■ WORK REQUEST
Through the end of the data below, output every line exactly, beginning with the line that contains "What data populates".

(Beginning of DATA)

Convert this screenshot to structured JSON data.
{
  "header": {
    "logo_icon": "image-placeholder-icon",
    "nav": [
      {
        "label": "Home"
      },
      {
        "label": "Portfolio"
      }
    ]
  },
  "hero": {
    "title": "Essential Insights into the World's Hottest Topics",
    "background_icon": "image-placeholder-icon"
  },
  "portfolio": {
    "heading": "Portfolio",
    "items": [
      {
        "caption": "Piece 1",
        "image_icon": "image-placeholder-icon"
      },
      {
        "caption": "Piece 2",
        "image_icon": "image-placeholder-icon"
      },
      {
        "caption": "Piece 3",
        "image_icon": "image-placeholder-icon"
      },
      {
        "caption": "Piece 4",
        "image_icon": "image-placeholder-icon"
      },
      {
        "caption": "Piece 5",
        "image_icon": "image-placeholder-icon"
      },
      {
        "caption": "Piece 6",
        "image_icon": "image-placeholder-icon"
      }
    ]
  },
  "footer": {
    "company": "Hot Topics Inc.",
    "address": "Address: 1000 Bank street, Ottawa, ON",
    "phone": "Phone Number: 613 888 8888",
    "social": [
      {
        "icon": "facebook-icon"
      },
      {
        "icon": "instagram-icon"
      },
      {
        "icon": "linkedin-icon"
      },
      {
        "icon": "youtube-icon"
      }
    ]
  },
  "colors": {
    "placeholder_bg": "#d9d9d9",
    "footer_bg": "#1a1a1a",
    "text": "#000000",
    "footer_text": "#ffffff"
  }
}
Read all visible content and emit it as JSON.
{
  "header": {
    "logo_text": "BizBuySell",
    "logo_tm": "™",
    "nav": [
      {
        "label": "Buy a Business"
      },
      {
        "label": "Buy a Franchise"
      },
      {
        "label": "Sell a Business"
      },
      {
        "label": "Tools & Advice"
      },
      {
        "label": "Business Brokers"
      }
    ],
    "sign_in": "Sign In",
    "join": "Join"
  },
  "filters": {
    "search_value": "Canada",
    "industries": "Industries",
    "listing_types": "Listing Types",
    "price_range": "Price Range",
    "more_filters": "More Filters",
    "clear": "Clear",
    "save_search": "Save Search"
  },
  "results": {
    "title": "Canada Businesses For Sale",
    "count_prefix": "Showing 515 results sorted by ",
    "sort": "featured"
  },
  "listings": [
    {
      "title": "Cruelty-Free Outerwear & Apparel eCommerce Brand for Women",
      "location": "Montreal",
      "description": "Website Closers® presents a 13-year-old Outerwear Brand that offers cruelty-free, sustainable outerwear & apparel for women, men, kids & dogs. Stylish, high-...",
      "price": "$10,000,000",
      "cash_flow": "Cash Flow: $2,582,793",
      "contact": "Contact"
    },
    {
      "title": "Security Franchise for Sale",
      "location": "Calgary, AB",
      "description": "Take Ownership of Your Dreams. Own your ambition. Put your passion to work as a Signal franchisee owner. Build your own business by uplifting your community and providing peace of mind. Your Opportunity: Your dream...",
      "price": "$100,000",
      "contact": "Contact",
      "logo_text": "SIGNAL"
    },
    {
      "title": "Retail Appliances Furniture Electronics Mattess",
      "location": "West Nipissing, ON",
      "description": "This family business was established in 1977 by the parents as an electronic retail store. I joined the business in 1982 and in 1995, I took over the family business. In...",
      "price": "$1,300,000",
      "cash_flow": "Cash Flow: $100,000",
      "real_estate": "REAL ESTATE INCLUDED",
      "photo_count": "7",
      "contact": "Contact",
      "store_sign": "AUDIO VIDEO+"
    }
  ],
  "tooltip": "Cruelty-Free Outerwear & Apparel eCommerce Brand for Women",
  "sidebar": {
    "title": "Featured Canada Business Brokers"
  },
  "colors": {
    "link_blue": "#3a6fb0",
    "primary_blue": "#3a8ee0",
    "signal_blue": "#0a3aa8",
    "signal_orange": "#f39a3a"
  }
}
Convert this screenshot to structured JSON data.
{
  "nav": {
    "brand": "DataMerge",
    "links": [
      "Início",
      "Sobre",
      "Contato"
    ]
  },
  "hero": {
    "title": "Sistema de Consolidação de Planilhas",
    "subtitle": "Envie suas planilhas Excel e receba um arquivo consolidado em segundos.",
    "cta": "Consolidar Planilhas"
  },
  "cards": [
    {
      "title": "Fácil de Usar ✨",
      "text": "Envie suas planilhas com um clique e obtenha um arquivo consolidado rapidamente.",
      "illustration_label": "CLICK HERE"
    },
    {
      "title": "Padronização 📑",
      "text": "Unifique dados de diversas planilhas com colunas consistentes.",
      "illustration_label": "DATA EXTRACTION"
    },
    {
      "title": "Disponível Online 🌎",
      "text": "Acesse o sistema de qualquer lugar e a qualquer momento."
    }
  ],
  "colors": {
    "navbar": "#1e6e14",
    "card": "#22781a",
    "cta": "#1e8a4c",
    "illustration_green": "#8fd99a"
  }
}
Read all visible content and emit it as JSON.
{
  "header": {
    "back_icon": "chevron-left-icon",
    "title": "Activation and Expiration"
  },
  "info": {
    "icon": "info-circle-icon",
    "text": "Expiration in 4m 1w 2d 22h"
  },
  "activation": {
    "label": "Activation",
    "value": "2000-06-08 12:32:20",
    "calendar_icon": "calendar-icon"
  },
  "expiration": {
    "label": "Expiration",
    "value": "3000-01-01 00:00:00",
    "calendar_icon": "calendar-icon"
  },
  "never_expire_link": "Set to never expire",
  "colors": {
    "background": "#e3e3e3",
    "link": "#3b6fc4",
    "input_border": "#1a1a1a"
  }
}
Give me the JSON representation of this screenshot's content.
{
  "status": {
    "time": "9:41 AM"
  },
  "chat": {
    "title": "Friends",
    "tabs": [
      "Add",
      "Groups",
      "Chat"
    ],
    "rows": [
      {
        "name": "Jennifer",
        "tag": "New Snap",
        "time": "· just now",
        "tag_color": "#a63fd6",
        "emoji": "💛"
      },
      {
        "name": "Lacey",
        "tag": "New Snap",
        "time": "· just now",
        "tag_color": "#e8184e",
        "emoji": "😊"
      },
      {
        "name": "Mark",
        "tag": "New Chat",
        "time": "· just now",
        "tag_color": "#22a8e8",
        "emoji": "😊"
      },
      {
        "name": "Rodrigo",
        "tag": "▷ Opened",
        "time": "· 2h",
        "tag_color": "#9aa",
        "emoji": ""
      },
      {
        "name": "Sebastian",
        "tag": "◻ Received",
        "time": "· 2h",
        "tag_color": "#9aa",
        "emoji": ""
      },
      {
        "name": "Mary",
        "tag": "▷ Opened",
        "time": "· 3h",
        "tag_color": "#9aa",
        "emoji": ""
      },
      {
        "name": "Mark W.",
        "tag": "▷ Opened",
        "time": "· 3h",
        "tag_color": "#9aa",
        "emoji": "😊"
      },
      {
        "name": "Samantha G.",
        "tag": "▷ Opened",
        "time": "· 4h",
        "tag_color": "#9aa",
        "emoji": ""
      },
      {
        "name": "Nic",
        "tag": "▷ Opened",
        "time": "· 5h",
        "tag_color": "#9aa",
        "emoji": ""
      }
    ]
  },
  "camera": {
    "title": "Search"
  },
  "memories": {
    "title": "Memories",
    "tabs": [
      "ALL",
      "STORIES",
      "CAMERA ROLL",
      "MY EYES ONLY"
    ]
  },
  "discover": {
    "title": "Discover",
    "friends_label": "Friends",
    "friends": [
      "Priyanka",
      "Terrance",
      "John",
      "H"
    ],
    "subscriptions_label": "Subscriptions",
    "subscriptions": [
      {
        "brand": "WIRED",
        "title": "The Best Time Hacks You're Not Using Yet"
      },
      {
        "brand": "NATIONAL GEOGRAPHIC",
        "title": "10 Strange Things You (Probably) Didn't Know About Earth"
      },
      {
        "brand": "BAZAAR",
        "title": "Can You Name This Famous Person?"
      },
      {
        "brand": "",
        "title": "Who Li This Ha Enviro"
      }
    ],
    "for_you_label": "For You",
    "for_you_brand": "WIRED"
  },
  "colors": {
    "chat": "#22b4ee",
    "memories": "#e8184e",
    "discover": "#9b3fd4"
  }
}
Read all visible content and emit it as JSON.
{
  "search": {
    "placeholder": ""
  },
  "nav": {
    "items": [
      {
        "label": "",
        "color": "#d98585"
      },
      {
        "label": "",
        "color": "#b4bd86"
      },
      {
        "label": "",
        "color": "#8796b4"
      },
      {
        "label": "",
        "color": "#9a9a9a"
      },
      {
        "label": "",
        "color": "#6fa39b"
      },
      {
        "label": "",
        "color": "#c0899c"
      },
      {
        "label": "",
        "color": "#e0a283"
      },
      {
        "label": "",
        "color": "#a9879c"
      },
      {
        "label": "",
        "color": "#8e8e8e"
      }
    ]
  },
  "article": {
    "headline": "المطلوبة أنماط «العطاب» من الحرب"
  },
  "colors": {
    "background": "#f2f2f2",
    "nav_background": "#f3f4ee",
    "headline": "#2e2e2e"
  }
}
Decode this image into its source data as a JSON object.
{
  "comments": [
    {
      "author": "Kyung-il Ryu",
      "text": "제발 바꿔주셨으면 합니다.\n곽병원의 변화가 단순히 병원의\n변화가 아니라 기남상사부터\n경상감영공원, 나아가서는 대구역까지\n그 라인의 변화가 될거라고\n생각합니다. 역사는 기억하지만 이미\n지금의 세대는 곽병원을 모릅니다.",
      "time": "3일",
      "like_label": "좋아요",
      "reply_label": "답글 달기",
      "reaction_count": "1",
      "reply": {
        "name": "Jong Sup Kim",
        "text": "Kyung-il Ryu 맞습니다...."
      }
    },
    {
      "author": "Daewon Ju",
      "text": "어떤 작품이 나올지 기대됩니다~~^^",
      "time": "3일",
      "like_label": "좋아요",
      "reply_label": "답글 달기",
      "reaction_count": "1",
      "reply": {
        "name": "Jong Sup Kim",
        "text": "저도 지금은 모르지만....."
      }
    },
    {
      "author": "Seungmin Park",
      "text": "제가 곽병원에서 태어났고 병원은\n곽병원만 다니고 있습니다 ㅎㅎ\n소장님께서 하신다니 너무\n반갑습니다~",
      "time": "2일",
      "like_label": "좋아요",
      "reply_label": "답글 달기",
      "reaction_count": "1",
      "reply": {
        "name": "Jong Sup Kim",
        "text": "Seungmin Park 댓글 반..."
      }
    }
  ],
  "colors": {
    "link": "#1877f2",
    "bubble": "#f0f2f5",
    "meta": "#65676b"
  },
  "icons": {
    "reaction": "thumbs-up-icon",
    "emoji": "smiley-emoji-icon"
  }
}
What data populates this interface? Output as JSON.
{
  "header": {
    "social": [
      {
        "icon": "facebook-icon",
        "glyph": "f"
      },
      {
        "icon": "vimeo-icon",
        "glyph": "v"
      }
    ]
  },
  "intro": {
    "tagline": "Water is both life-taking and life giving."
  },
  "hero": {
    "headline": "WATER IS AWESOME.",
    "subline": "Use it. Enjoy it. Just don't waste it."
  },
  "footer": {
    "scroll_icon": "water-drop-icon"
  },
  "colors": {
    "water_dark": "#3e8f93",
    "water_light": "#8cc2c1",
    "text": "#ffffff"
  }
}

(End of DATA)

■ EXERCISE SOLUTION
What data populates this interface? Output as JSON.
{
  "header": {
    "social": [
      {
        "icon": "facebook-icon",
        "glyph": "f"
      },
      {
        "icon": "vimeo-icon",
        "glyph": "v"
      }
    ]
  },
  "intro": {
    "tagline": "Water is both life-taking and life giving."
  },
  "hero": {
    "headline": "WATER IS AWESOME.",
    "subline": "Use it. Enjoy it. Just don't waste it."
  },
  "footer": {
    "scroll_icon": "water-drop-icon"
  },
  "colors": {
    "water_dark": "#3e8f93",
    "water_light": "#8cc2c1",
    "text": "#ffffff"
  }
}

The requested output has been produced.